The strain, referred to by some experts as the B.1.1.7 lineage, is not the first new variant of the pandemic virus to emerge, but is said to be up to 70% more transmissible than the previously dominant strain in the United Kingdom.

ARE THE CONCERNS JUSTIFIED?

Most scientists say yes. The new variant has rapidly become the dominant strain in cases of COVID-19 in parts of southern England, and has been linked to an increase in hospitalization rates, especially in London and in the adjacent county of Kent.

While it was first seen in Britain in September, by the week of Dec. 9 in London, 62% of COVID-19 cases were due to the new variant. That compared to 28% of cases three weeks earlier.

The governments of Australia, Italy and the Netherlands say they detected cases of the new strain. It was identified in the Netherlands in early December.

A few cases of COVID-19 with the new variant have also been reported to the ECDC, Europe’s disease monitoring agency, by Iceland and Denmark. Media reports in Belgium say cases have also been detected there.

“It is right to take it seriously,” said Peter Openshaw, a professor of experimental medicine at Imperial College London.

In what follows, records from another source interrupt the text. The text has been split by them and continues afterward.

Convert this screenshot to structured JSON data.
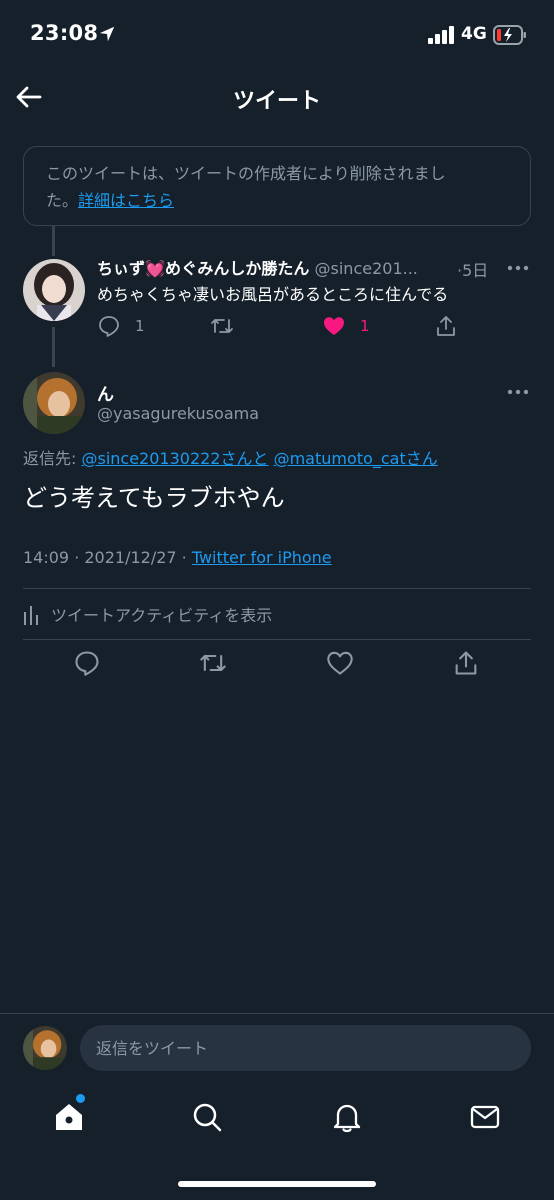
{
  "status_bar": {
    "time": "23:08",
    "network": "4G"
  },
  "header": {
    "title": "ツイート"
  },
  "deleted_notice": {
    "line1": "このツイートは、ツイートの作成者により削除されまし",
    "line2_prefix": "た。",
    "link": "詳細はこちら"
  },
  "parent_tweet": {
    "name_part1": "ちぃず",
    "emoji": "💓",
    "name_part2": "めぐみんしか勝たん",
    "handle": "@since201...",
    "time": "·5日",
    "text": "めちゃくちゃ凄いお風呂があるところに住んでる",
    "reply_count": "1",
    "like_count": "1"
  },
  "main_tweet": {
    "name": "ん",
    "handle": "@yasagurekusoama",
    "replying_label": "返信先: ",
    "reply_to_1": "@since20130222",
    "san_1": "さんと",
    "reply_to_2": "@matumoto_cat",
    "san_2": "さん",
    "text": "どう考えてもラブホやん",
    "time": "14:09 · 2021/12/27 · ",
    "source": "Twitter for iPhone",
    "activity": "ツイートアクティビティを表示"
  },
  "reply_bar": {
    "placeholder": "返信をツイート"
  },
  "colors": {
    "background": "#15202b",
    "accent": "#1d9bf0",
    "like": "#f91880",
    "secondary_text": "#8b98a5",
    "border": "#38444d"
  },
  "icons": {
    "back": "arrow-left-icon",
    "more": "more-dots-icon",
    "reply": "reply-icon",
    "retweet": "retweet-icon",
    "like": "heart-icon",
    "share": "share-icon",
    "activity": "bar-chart-icon",
    "home": "home-icon",
    "search": "search-icon",
    "notifications": "bell-icon",
    "messages": "mail-icon"
  }
}
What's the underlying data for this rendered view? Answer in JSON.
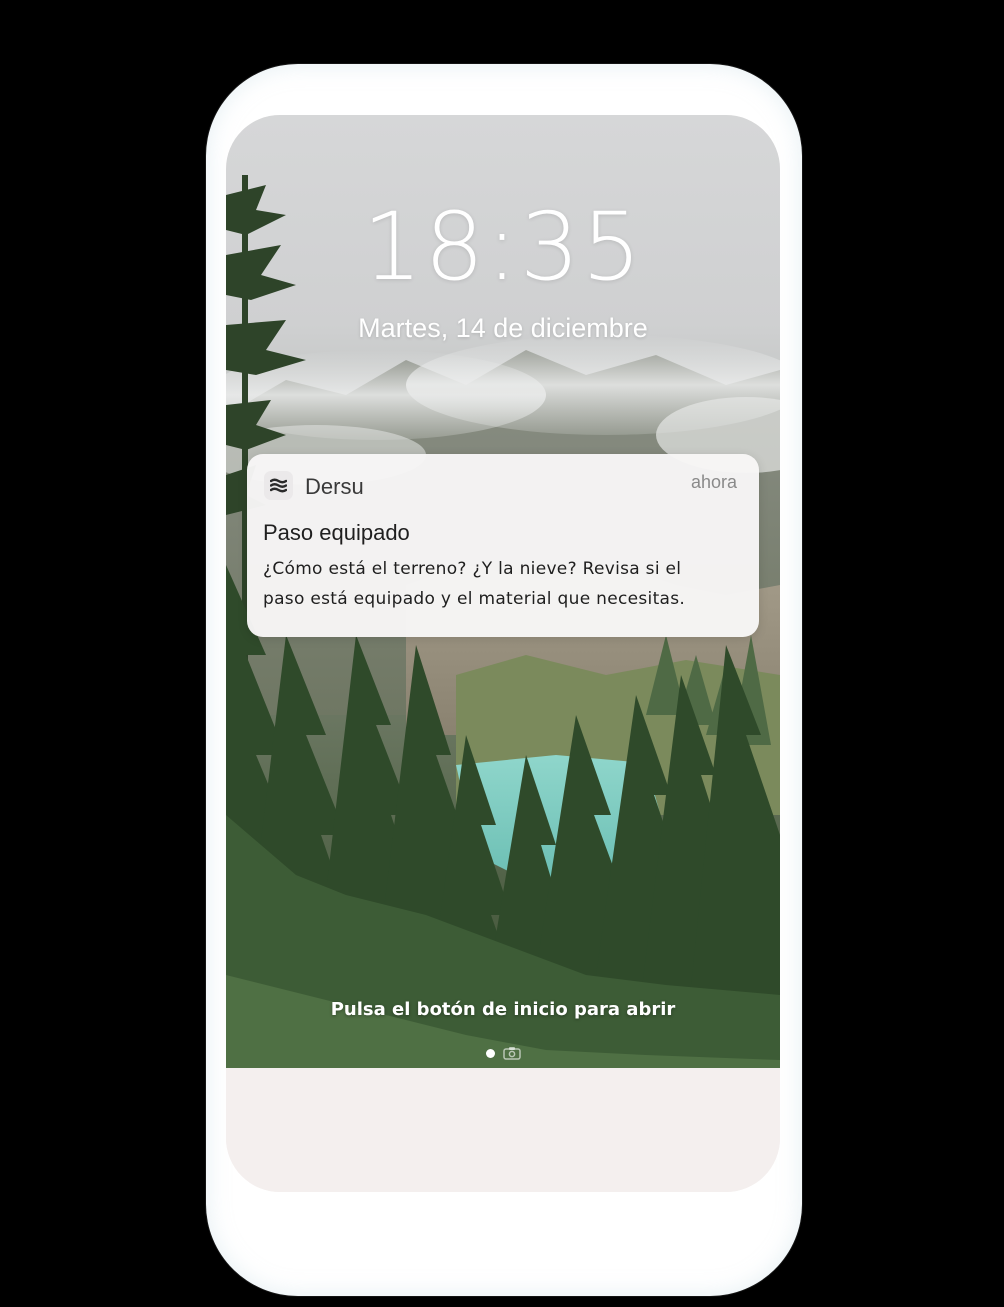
{
  "lockscreen": {
    "time": "18:35",
    "date": "Martes, 14 de diciembre",
    "unlock_hint": "Pulsa el botón de inicio para abrir"
  },
  "notification": {
    "app_name": "Dersu",
    "app_icon": "dersu-layers-icon",
    "time": "ahora",
    "title": "Paso equipado",
    "body_line1": "¿Cómo está el terreno? ¿Y la nieve? Revisa si el",
    "body_line2": "paso está equipado y el material que necesitas."
  },
  "page_indicator": {
    "active_page": 1,
    "extra_icon": "camera-icon"
  },
  "colors": {
    "background": "#000000",
    "frame": "#ffffff",
    "screen_bottom": "#f4efee",
    "notification_bg": "#f7f6f6",
    "lake": "#7fcfc4",
    "forest": "#2f4a2a"
  }
}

Shaun Fitzgerald, a visiting professor at the University of Cambridge, said the situation was “extremely concerning.”

WHY?

The main worry is that the variant is significantly more transmissible than the original strain. It has 23 mutations in its genetic code – a relatively high number of changes – and some of these are affecting its ability to spread.

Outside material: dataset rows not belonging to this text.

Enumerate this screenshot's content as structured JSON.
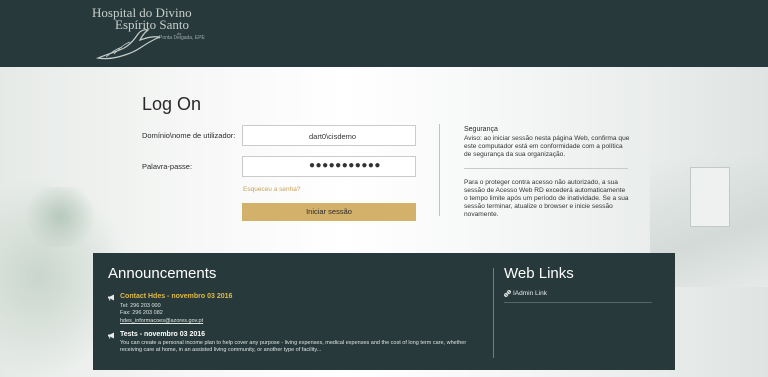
{
  "header": {
    "logo": {
      "line1": "Hospital do Divino",
      "line2": "Espírito Santo",
      "line_de": "de",
      "line3": "Ponta Delgada, EPE"
    }
  },
  "logon": {
    "title": "Log On",
    "username_label": "Domínio\\nome de utilizador:",
    "username_value": "dart0\\cisdemo",
    "password_label": "Palavra-passe:",
    "password_value": "●●●●●●●●●●●",
    "forgot_link": "Esqueceu a senha?",
    "submit_label": "Iniciar sessão"
  },
  "security": {
    "title": "Segurança",
    "notice": "Aviso: ao iniciar sessão nesta página Web, confirma que este computador está em conformidade com a política de segurança da sua organização.",
    "timeout": "Para o proteger contra acesso não autorizado, a sua sessão de Acesso Web RD excederá automaticamente o tempo limite após um período de inatividade. Se a sua sessão terminar, atualize o browser e inicie sessão novamente."
  },
  "announcements": {
    "title": "Announcements",
    "items": [
      {
        "heading": "Contact Hdes - novembro 03 2016",
        "lines": [
          "Tel: 296 203 000",
          "Fax: 296 203 082"
        ],
        "email": "hdes_informacoes@azores.gov.pt"
      },
      {
        "heading": "Tests - novembro 03 2016",
        "lines": [
          "You can create a personal income plan to help cover any purpose - living expenses, medical expenses and the cost of long term care, whether",
          "receiving care at home, in an assisted living community, or another type of facility..."
        ]
      }
    ]
  },
  "web_links": {
    "title": "Web Links",
    "items": [
      {
        "label": "IAdmin Link"
      }
    ]
  },
  "colors": {
    "header_bg": "#27393a",
    "accent_gold": "#d3b16a",
    "link_gold": "#c8a25a",
    "announcement_head": "#e0b94a"
  },
  "icons": {
    "announcement": "megaphone-icon",
    "web_link": "link-icon"
  }
}
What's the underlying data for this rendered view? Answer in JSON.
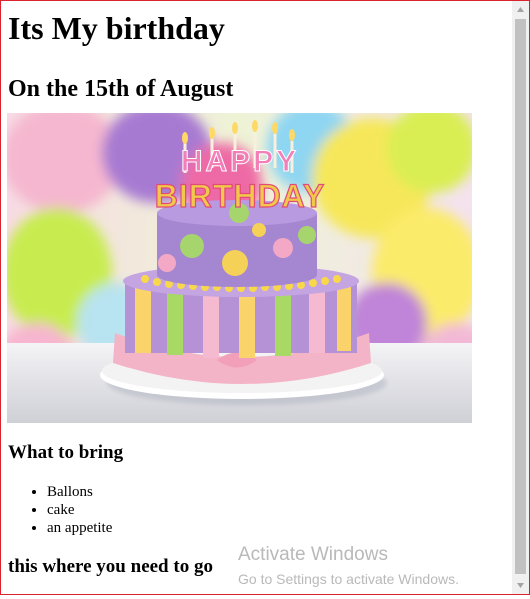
{
  "page": {
    "title": "Its My birthday",
    "date_heading": "On the 15th of August",
    "image": {
      "topper_line1": "HAPPY",
      "topper_line2": "BIRTHDAY"
    },
    "bring_heading": "What to bring",
    "bring_items": [
      "Ballons",
      "cake",
      "an appetite"
    ],
    "go_heading": "this where you need to go"
  },
  "watermark": {
    "title": "Activate Windows",
    "subtitle": "Go to Settings to activate Windows."
  },
  "scrollbar": {
    "up_icon": "triangle-up-icon",
    "down_icon": "triangle-down-icon"
  }
}
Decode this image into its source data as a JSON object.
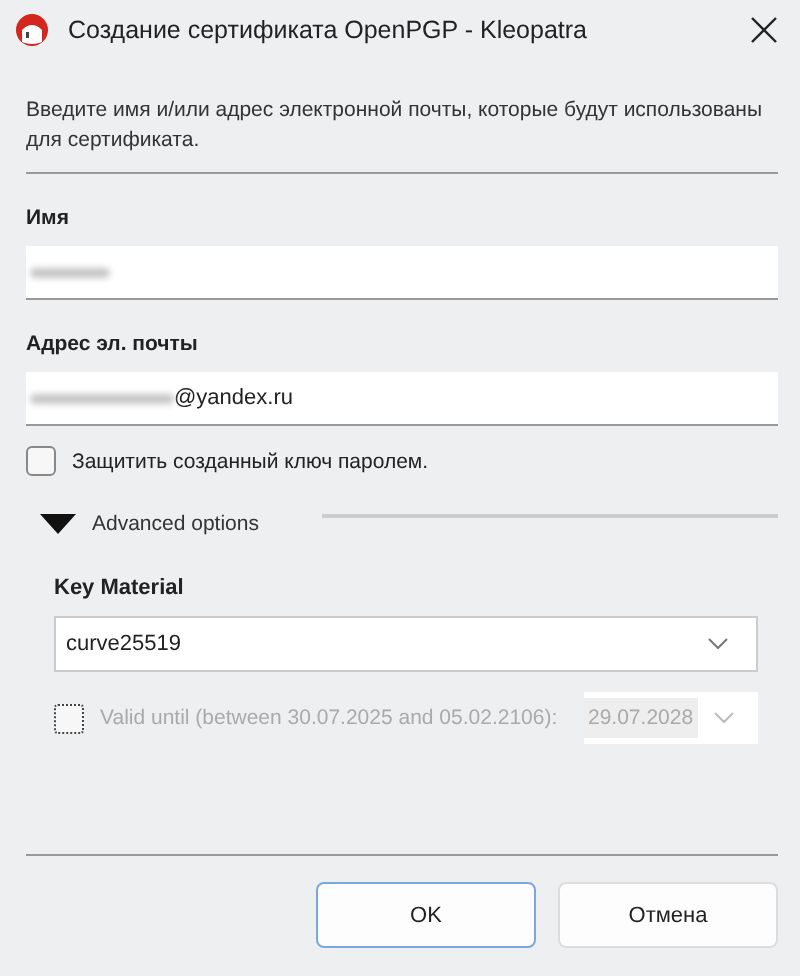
{
  "window": {
    "title": "Создание сертификата OpenPGP - Kleopatra"
  },
  "intro": "Введите имя и/или адрес электронной почты, которые будут использованы для сертификата.",
  "name_field": {
    "label": "Имя",
    "redacted": true
  },
  "email_field": {
    "label": "Адрес эл. почты",
    "value": "@yandex.ru",
    "redacted_prefix": true
  },
  "protect_checkbox": {
    "label": "Защитить созданный ключ паролем.",
    "checked": false
  },
  "advanced": {
    "label": "Advanced options",
    "expanded": true,
    "key_material": {
      "label": "Key Material",
      "value": "curve25519"
    },
    "valid_until": {
      "label": "Valid until (between 30.07.2025 and 05.02.2106):",
      "checked": false,
      "disabled": true,
      "value": "29.07.2028"
    }
  },
  "buttons": [
    {
      "label": "OK",
      "kind": "default"
    },
    {
      "label": "Отмена",
      "kind": "normal"
    }
  ]
}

Scientists say it is about 40%-70% more transmissible. The UK government said on Saturday it could increase the reproduction “R” rate by 0.4.

This means it is spreading faster in Britain, making the pandemic there yet harder to control and increasing the risk it will also spread swiftly in other countries.

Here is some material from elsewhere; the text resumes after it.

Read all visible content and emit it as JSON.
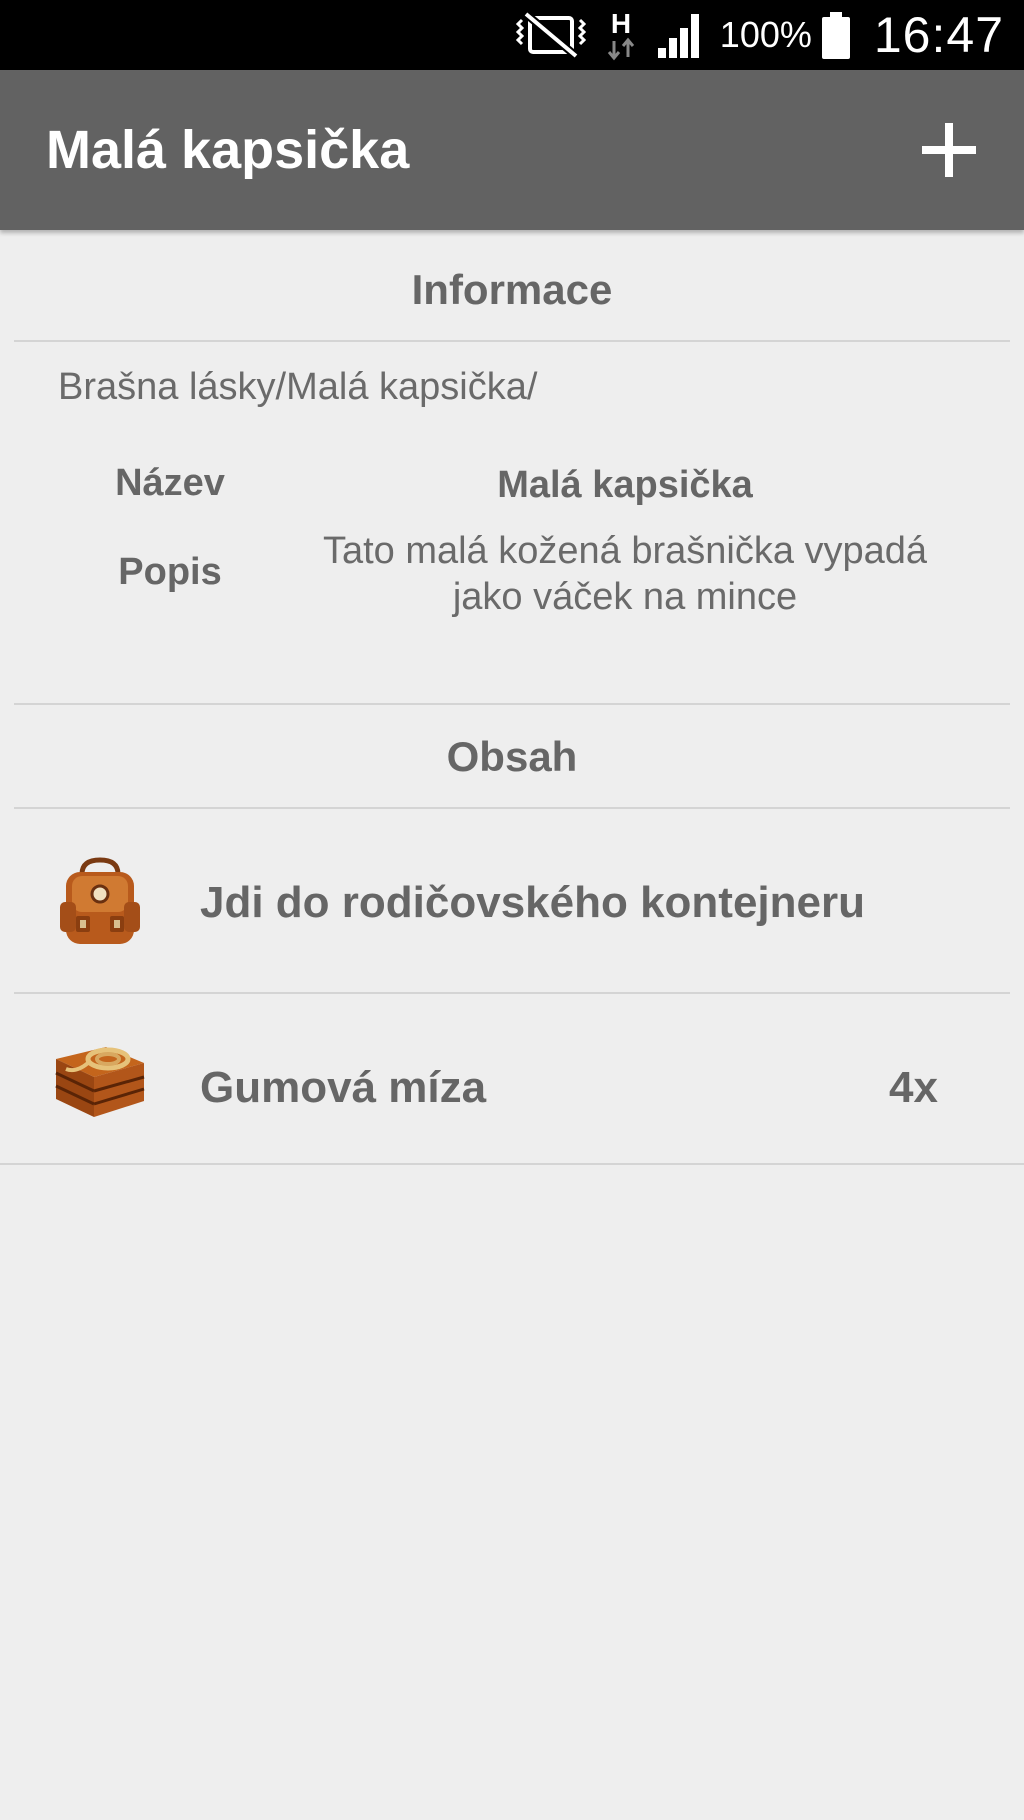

“The new B.1.1.7 … still appears to have all the human lethality that the original had, but with an increased ability to transmit,” said Martin Hibberd, professor of emerging infectious disease at the London School of Hygiene & Tropical Medicine.

WILL COVID-19 VACCINES PROTECT AGAINST THIS VARIANT?

Scientists say there’s no evidence that vaccines currently being deployed in the UK – made by Pfizer and BioNtech – or other COVID-19 shots in development will not protect against this variant.

“It’s unlikely that this will have anything more than a minor, if any, effect on the vaccine’s effectiveness,” said Adam Finn, a vaccine specialist and professor of pediatrics at Bristol University.

Britain’s chief scientific adviser Patrick Vallance also said COVID-19 vaccines appeared to be adequate in generating an immune response to the variant of the coronavirus.

“We are not seeing…any gross changes in the spike protein that will reduce vaccine effectiveness so far,” said Julian Tang, professor and clinical virologist at Leicester University.

DOES THE NEW VARIANT AFFECT TESTING?

To some extent, yes.

One of the mutations in the new variant affects one of three genomic targets used by some PCR tests. This means that in those tests, that target area, or “channel”, would come up negative.

“This has affected the ability of some tests to detect the virus,” said Robert Shorten, an expert in microbiology at the Association for Clinical Biochemistry & Laboratory Medicine.

Since PCR tests generally detect more than one gene target, however, a mutation in the spike protein only partly affects the test, reducing that risk of false negative results.

ARE THERE OTHER SIGNIFICANT SARS-CoV-2 VARIANTS ABOUT?

Yes. Strains of the COVID-19-causing virus have emerged in recent months in South Africa, Spain, Denmark and other countries that have also raised concern.

However none, so far, has been found to contain mutations that make it more deadly, or more likely to be able to evade vaccines or treatments.

DID THIS NEW VARIANT ORIGINATE IN BRITAIN?

Vallance said on Saturday he thought the new variant might have started in the UK. Some scientists in Europe have credited British expertise in genomic surveillance for identifying the mutation.

“The UK has one of the most comprehensive genetic surveillance programs in the world – 5% to 10% all virus samples are genetically tested. Few countries do better,” Steven Van Gucht, head of viral diseases at the Belgian Institute of Health, told a news conference on Monday.

(Additional reporting by Philip Blenkinsop in Brussels, editing by Josephine Mason and Mark Heinrich)